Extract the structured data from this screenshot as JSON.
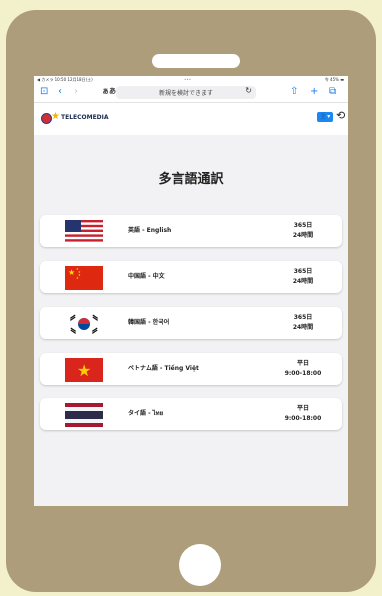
{
  "status_bar": {
    "left": "◀ カメラ  10:50  12月18日(土)",
    "center": "•••",
    "right": "令 45% ▬"
  },
  "browser": {
    "address_text": "新規を検討できます",
    "reader_label": "ぁあ"
  },
  "header": {
    "logo_text": "TELECOMEDIA"
  },
  "page": {
    "title": "多言語通訳"
  },
  "services": [
    {
      "flag": "us",
      "language": "英語 - English",
      "line1": "365日",
      "line2": "24時間"
    },
    {
      "flag": "cn",
      "language": "中国語 - 中文",
      "line1": "365日",
      "line2": "24時間"
    },
    {
      "flag": "kr",
      "language": "韓国語 - 한국어",
      "line1": "365日",
      "line2": "24時間"
    },
    {
      "flag": "vn",
      "language": "ベトナム語 - Tiếng Việt",
      "line1": "平日",
      "line2": "9:00-18:00"
    },
    {
      "flag": "th",
      "language": "タイ語 - ไทย",
      "line1": "平日",
      "line2": "9:00-18:00"
    }
  ],
  "colors": {
    "frame_background": "#f3f1cb",
    "device_body": "#ad9d7b",
    "accent_blue": "#1b88f1"
  }
}
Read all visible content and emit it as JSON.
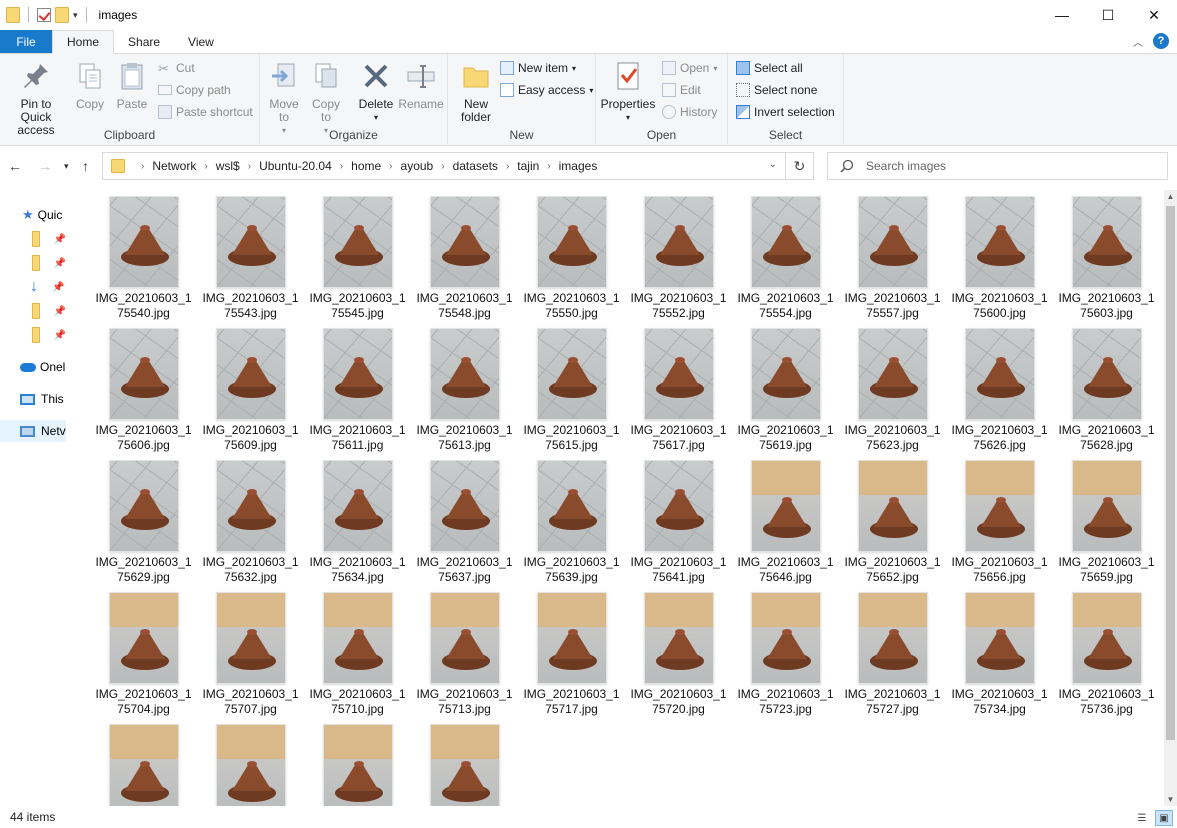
{
  "window": {
    "title": "images",
    "controls": {
      "minimize": "—",
      "maximize": "☐",
      "close": "✕"
    }
  },
  "ribbon_tabs": [
    "File",
    "Home",
    "Share",
    "View"
  ],
  "ribbon": {
    "clipboard": {
      "label": "Clipboard",
      "pin": "Pin to Quick access",
      "copy": "Copy",
      "paste": "Paste",
      "cut": "Cut",
      "copy_path": "Copy path",
      "paste_shortcut": "Paste shortcut"
    },
    "organize": {
      "label": "Organize",
      "move_to": "Move to",
      "copy_to": "Copy to",
      "delete": "Delete",
      "rename": "Rename"
    },
    "new": {
      "label": "New",
      "new_folder": "New folder",
      "new_item": "New item",
      "easy_access": "Easy access"
    },
    "open": {
      "label": "Open",
      "properties": "Properties",
      "open": "Open",
      "edit": "Edit",
      "history": "History"
    },
    "select": {
      "label": "Select",
      "select_all": "Select all",
      "select_none": "Select none",
      "invert_selection": "Invert selection"
    }
  },
  "address": {
    "crumbs": [
      "Network",
      "wsl$",
      "Ubuntu-20.04",
      "home",
      "ayoub",
      "datasets",
      "tajin",
      "images"
    ]
  },
  "search": {
    "placeholder": "Search images"
  },
  "nav_pane": {
    "quick_access": "Quic",
    "onedrive": "Onel",
    "this_pc": "This",
    "network": "Netv"
  },
  "files": [
    "IMG_20210603_175540.jpg",
    "IMG_20210603_175543.jpg",
    "IMG_20210603_175545.jpg",
    "IMG_20210603_175548.jpg",
    "IMG_20210603_175550.jpg",
    "IMG_20210603_175552.jpg",
    "IMG_20210603_175554.jpg",
    "IMG_20210603_175557.jpg",
    "IMG_20210603_175600.jpg",
    "IMG_20210603_175603.jpg",
    "IMG_20210603_175606.jpg",
    "IMG_20210603_175609.jpg",
    "IMG_20210603_175611.jpg",
    "IMG_20210603_175613.jpg",
    "IMG_20210603_175615.jpg",
    "IMG_20210603_175617.jpg",
    "IMG_20210603_175619.jpg",
    "IMG_20210603_175623.jpg",
    "IMG_20210603_175626.jpg",
    "IMG_20210603_175628.jpg",
    "IMG_20210603_175629.jpg",
    "IMG_20210603_175632.jpg",
    "IMG_20210603_175634.jpg",
    "IMG_20210603_175637.jpg",
    "IMG_20210603_175639.jpg",
    "IMG_20210603_175641.jpg",
    "IMG_20210603_175646.jpg",
    "IMG_20210603_175652.jpg",
    "IMG_20210603_175656.jpg",
    "IMG_20210603_175659.jpg",
    "IMG_20210603_175704.jpg",
    "IMG_20210603_175707.jpg",
    "IMG_20210603_175710.jpg",
    "IMG_20210603_175713.jpg",
    "IMG_20210603_175717.jpg",
    "IMG_20210603_175720.jpg",
    "IMG_20210603_175723.jpg",
    "IMG_20210603_175727.jpg",
    "IMG_20210603_175734.jpg",
    "IMG_20210603_175736.jpg",
    "",
    "",
    "",
    ""
  ],
  "status": {
    "item_count": "44 items"
  },
  "colors": {
    "accent": "#1979ca",
    "ribbon_bg": "#f5f6f7",
    "clay": "#8a4a2c",
    "tile_floor": "#b9bcbd",
    "wall": "#d9b98a"
  }
}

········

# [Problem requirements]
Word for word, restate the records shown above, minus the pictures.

# [Worked solution]
Extract the structured data from this screenshot as JSON.
{
  "status_bar": {
    "left": "◀ カメラ  10:50  12月18日(土)",
    "center": "•••",
    "right": "令 45% ▬"
  },
  "browser": {
    "address_text": "新規を検討できます",
    "reader_label": "ぁあ"
  },
  "header": {
    "logo_text": "TELECOMEDIA"
  },
  "page": {
    "title": "多言語通訳"
  },
  "services": [
    {
      "flag": "us",
      "language": "英語 - English",
      "line1": "365日",
      "line2": "24時間"
    },
    {
      "flag": "cn",
      "language": "中国語 - 中文",
      "line1": "365日",
      "line2": "24時間"
    },
    {
      "flag": "kr",
      "language": "韓国語 - 한국어",
      "line1": "365日",
      "line2": "24時間"
    },
    {
      "flag": "vn",
      "language": "ベトナム語 - Tiếng Việt",
      "line1": "平日",
      "line2": "9:00-18:00"
    },
    {
      "flag": "th",
      "language": "タイ語 - ไทย",
      "line1": "平日",
      "line2": "9:00-18:00"
    }
  ],
  "colors": {
    "frame_background": "#f3f1cb",
    "device_body": "#ad9d7b",
    "accent_blue": "#1b88f1"
  }
}
Read all visible content and emit it as JSON.
{
  "window": {
    "title": "images",
    "controls": {
      "minimize": "—",
      "maximize": "☐",
      "close": "✕"
    }
  },
  "ribbon_tabs": [
    "File",
    "Home",
    "Share",
    "View"
  ],
  "ribbon": {
    "clipboard": {
      "label": "Clipboard",
      "pin": "Pin to Quick access",
      "copy": "Copy",
      "paste": "Paste",
      "cut": "Cut",
      "copy_path": "Copy path",
      "paste_shortcut": "Paste shortcut"
    },
    "organize": {
      "label": "Organize",
      "move_to": "Move to",
      "copy_to": "Copy to",
      "delete": "Delete",
      "rename": "Rename"
    },
    "new": {
      "label": "New",
      "new_folder": "New folder",
      "new_item": "New item",
      "easy_access": "Easy access"
    },
    "open": {
      "label": "Open",
      "properties": "Properties",
      "open": "Open",
      "edit": "Edit",
      "history": "History"
    },
    "select": {
      "label": "Select",
      "select_all": "Select all",
      "select_none": "Select none",
      "invert_selection": "Invert selection"
    }
  },
  "address": {
    "crumbs": [
      "Network",
      "wsl$",
      "Ubuntu-20.04",
      "home",
      "ayoub",
      "datasets",
      "tajin",
      "images"
    ]
  },
  "search": {
    "placeholder": "Search images"
  },
  "nav_pane": {
    "quick_access": "Quic",
    "onedrive": "Onel",
    "this_pc": "This",
    "network": "Netv"
  },
  "files": [
    "IMG_20210603_175540.jpg",
    "IMG_20210603_175543.jpg",
    "IMG_20210603_175545.jpg",
    "IMG_20210603_175548.jpg",
    "IMG_20210603_175550.jpg",
    "IMG_20210603_175552.jpg",
    "IMG_20210603_175554.jpg",
    "IMG_20210603_175557.jpg",
    "IMG_20210603_175600.jpg",
    "IMG_20210603_175603.jpg",
    "IMG_20210603_175606.jpg",
    "IMG_20210603_175609.jpg",
    "IMG_20210603_175611.jpg",
    "IMG_20210603_175613.jpg",
    "IMG_20210603_175615.jpg",
    "IMG_20210603_175617.jpg",
    "IMG_20210603_175619.jpg",
    "IMG_20210603_175623.jpg",
    "IMG_20210603_175626.jpg",
    "IMG_20210603_175628.jpg",
    "IMG_20210603_175629.jpg",
    "IMG_20210603_175632.jpg",
    "IMG_20210603_175634.jpg",
    "IMG_20210603_175637.jpg",
    "IMG_20210603_175639.jpg",
    "IMG_20210603_175641.jpg",
    "IMG_20210603_175646.jpg",
    "IMG_20210603_175652.jpg",
    "IMG_20210603_175656.jpg",
    "IMG_20210603_175659.jpg",
    "IMG_20210603_175704.jpg",
    "IMG_20210603_175707.jpg",
    "IMG_20210603_175710.jpg",
    "IMG_20210603_175713.jpg",
    "IMG_20210603_175717.jpg",
    "IMG_20210603_175720.jpg",
    "IMG_20210603_175723.jpg",
    "IMG_20210603_175727.jpg",
    "IMG_20210603_175734.jpg",
    "IMG_20210603_175736.jpg",
    "",
    "",
    "",
    ""
  ],
  "status": {
    "item_count": "44 items"
  },
  "colors": {
    "accent": "#1979ca",
    "ribbon_bg": "#f5f6f7",
    "clay": "#8a4a2c",
    "tile_floor": "#b9bcbd",
    "wall": "#d9b98a"
  }
}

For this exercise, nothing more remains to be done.